[Items from a dataset]

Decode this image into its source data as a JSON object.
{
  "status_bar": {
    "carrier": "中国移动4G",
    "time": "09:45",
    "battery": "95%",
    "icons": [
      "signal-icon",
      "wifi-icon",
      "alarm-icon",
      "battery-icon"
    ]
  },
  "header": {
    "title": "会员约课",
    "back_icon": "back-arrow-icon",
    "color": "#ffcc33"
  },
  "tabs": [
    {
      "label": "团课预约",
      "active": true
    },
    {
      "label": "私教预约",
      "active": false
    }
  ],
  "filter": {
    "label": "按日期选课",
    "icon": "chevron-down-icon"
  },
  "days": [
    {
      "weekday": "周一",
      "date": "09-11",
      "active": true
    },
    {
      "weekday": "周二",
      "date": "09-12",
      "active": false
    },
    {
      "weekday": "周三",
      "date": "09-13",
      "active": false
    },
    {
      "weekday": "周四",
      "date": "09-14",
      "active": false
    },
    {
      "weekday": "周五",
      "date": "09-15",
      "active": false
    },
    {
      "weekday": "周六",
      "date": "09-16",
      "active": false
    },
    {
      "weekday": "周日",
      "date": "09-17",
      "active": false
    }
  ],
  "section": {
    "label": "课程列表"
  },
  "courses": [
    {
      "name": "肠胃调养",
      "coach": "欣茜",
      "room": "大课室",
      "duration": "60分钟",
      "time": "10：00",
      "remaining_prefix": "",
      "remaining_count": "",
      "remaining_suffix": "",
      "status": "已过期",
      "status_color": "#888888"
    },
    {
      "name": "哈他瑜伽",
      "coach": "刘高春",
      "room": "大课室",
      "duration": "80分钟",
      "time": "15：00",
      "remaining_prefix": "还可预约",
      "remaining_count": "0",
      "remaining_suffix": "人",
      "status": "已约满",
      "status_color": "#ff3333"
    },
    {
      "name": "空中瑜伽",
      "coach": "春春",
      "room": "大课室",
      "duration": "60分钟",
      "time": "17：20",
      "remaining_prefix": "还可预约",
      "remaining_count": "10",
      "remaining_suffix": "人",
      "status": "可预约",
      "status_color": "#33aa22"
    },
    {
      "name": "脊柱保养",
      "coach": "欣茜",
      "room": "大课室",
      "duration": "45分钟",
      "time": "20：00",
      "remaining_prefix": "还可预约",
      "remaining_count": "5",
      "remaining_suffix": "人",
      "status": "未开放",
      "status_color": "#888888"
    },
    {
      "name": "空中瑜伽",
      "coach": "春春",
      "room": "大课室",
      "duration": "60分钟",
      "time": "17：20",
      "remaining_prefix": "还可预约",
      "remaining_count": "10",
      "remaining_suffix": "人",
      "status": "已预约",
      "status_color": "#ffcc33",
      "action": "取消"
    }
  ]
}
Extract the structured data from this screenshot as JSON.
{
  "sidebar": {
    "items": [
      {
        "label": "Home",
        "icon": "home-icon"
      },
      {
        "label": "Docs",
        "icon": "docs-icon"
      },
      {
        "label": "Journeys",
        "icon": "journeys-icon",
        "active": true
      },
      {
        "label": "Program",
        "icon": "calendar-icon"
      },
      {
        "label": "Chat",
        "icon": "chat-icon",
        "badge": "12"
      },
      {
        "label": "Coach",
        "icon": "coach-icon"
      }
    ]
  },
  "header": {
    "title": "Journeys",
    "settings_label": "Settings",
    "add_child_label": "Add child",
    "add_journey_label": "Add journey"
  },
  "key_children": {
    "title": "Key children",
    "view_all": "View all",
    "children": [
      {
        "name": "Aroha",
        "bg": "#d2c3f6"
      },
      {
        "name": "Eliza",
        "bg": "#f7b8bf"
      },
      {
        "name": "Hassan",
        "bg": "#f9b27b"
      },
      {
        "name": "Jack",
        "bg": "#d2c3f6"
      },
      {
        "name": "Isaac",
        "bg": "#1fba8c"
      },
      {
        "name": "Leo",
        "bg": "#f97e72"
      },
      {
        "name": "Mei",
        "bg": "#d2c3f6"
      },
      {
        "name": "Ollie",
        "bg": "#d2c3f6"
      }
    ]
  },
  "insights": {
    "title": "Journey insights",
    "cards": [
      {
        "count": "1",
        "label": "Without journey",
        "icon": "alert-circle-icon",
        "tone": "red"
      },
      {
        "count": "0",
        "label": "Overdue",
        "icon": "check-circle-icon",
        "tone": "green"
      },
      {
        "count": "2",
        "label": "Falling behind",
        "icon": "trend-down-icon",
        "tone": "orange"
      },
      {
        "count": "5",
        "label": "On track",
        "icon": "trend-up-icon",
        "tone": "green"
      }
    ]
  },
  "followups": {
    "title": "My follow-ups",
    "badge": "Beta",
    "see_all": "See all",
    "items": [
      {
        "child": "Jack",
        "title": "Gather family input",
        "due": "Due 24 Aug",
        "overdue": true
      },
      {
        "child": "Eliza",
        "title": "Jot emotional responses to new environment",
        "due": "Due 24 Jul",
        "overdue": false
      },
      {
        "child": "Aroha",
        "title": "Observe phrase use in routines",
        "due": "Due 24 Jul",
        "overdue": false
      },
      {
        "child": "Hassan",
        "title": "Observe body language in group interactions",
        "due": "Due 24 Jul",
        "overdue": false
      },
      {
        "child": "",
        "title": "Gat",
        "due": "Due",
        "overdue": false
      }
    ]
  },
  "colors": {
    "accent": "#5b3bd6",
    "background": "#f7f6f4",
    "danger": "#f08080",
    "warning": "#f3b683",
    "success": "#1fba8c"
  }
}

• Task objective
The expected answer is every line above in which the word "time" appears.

• Answer
    "time": "09:45",
      "time": "10：00",
      "time": "15：00",
      "time": "17：20",
      "time": "20：00",
      "time": "17：20",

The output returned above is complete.